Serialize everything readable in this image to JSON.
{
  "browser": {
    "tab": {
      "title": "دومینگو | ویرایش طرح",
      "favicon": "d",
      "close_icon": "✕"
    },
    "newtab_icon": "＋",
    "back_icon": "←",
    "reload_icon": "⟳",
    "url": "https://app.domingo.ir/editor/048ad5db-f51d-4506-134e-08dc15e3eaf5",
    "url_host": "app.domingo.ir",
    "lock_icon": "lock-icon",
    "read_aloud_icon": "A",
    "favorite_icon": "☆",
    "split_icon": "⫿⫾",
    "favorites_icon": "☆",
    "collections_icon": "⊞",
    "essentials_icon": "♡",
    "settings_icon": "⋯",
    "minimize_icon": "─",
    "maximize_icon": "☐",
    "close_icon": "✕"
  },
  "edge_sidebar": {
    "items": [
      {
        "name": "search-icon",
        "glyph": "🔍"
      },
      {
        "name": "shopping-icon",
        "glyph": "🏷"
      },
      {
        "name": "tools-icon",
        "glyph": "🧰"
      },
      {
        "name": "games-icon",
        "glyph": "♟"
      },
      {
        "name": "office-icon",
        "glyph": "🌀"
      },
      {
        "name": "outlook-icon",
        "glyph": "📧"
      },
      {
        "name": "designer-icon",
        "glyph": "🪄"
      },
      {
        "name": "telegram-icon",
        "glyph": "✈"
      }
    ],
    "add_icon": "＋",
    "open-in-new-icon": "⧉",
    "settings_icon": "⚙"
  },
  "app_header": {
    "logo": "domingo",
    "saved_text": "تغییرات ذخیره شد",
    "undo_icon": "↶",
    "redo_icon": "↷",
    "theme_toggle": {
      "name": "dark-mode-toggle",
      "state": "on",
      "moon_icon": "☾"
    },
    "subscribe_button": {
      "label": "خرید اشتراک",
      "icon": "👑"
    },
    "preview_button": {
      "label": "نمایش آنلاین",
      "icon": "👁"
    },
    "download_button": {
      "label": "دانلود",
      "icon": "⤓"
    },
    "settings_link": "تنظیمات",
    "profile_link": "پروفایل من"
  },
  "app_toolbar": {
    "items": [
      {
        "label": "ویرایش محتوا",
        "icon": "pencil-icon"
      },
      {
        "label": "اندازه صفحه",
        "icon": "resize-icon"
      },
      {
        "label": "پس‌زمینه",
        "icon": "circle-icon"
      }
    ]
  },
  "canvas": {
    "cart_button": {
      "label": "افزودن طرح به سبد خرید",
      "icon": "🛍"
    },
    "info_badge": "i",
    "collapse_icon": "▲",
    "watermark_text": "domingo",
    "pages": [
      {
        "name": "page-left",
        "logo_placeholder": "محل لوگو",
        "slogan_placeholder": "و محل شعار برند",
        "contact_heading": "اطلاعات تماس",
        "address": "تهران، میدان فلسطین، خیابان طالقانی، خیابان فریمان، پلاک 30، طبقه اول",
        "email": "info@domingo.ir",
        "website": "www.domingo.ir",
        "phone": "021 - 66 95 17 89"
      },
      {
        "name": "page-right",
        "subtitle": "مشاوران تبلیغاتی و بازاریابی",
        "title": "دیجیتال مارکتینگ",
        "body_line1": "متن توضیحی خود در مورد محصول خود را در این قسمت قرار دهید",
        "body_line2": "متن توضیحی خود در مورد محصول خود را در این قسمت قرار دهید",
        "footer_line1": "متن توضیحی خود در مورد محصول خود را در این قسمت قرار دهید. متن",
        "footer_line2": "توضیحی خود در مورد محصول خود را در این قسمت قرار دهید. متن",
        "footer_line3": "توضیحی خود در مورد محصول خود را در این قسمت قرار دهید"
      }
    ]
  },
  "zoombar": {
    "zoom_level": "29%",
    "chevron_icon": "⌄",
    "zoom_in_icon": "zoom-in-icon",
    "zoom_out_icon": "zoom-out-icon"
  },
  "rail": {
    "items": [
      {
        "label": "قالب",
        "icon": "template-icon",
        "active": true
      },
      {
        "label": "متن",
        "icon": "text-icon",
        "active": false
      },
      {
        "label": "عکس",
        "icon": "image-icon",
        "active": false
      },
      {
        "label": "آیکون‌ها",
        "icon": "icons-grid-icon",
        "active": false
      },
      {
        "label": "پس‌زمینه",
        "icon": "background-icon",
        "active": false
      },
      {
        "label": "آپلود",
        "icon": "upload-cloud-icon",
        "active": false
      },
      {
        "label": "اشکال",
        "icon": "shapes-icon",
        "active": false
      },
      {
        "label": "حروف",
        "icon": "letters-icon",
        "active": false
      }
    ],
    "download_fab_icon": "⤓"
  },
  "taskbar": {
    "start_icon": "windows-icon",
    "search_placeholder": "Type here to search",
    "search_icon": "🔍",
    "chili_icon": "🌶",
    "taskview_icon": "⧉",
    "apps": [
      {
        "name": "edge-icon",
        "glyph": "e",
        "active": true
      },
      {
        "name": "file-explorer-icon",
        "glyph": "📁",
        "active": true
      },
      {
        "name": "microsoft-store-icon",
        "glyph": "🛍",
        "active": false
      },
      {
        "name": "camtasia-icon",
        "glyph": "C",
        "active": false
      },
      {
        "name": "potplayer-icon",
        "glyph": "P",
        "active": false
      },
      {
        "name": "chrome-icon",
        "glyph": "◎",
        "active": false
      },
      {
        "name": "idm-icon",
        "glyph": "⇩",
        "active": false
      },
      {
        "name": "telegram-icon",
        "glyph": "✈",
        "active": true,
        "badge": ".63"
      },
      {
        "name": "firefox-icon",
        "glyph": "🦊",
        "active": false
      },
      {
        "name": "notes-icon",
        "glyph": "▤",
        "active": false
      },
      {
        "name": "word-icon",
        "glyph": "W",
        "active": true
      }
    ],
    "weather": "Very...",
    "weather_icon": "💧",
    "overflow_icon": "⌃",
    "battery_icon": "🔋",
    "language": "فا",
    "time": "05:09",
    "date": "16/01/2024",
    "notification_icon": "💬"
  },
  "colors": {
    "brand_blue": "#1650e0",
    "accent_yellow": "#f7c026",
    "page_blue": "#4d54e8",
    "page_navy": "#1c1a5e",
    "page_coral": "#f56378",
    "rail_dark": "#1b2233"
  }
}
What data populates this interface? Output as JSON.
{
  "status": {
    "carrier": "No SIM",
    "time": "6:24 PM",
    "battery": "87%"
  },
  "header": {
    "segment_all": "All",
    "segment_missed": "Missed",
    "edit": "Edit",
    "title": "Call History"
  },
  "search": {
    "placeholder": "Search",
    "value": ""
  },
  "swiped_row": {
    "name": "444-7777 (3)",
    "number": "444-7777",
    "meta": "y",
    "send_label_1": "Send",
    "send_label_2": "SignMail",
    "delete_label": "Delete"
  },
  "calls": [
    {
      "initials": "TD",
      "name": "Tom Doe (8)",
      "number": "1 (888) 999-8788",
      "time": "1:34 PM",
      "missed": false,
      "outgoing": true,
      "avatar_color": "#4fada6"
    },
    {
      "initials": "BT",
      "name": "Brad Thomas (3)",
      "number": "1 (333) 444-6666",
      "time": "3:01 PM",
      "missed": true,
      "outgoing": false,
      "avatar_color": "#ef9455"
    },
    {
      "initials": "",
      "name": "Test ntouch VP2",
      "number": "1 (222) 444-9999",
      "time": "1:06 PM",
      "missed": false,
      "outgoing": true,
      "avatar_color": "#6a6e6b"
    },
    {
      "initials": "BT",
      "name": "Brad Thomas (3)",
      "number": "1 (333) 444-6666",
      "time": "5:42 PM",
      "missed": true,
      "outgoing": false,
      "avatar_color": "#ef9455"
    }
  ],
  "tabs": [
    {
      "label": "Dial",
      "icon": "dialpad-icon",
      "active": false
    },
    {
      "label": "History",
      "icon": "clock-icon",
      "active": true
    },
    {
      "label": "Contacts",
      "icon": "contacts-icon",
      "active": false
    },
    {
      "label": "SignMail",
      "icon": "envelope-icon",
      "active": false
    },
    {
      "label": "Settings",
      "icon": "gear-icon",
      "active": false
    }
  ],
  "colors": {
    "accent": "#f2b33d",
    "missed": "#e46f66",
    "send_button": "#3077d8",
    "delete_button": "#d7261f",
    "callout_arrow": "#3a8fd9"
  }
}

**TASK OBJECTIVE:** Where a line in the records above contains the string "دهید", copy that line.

**SOLUTION:**
        "body_line1": "متن توضیحی خود در مورد محصول خود را در این قسمت قرار دهید",
        "body_line2": "متن توضیحی خود در مورد محصول خود را در این قسمت قرار دهید",
        "footer_line1": "متن توضیحی خود در مورد محصول خود را در این قسمت قرار دهید. متن",
        "footer_line2": "توضیحی خود در مورد محصول خود را در این قسمت قرار دهید. متن",
        "footer_line3": "توضیحی خود در مورد محصول خود را در این قسمت قرار دهید"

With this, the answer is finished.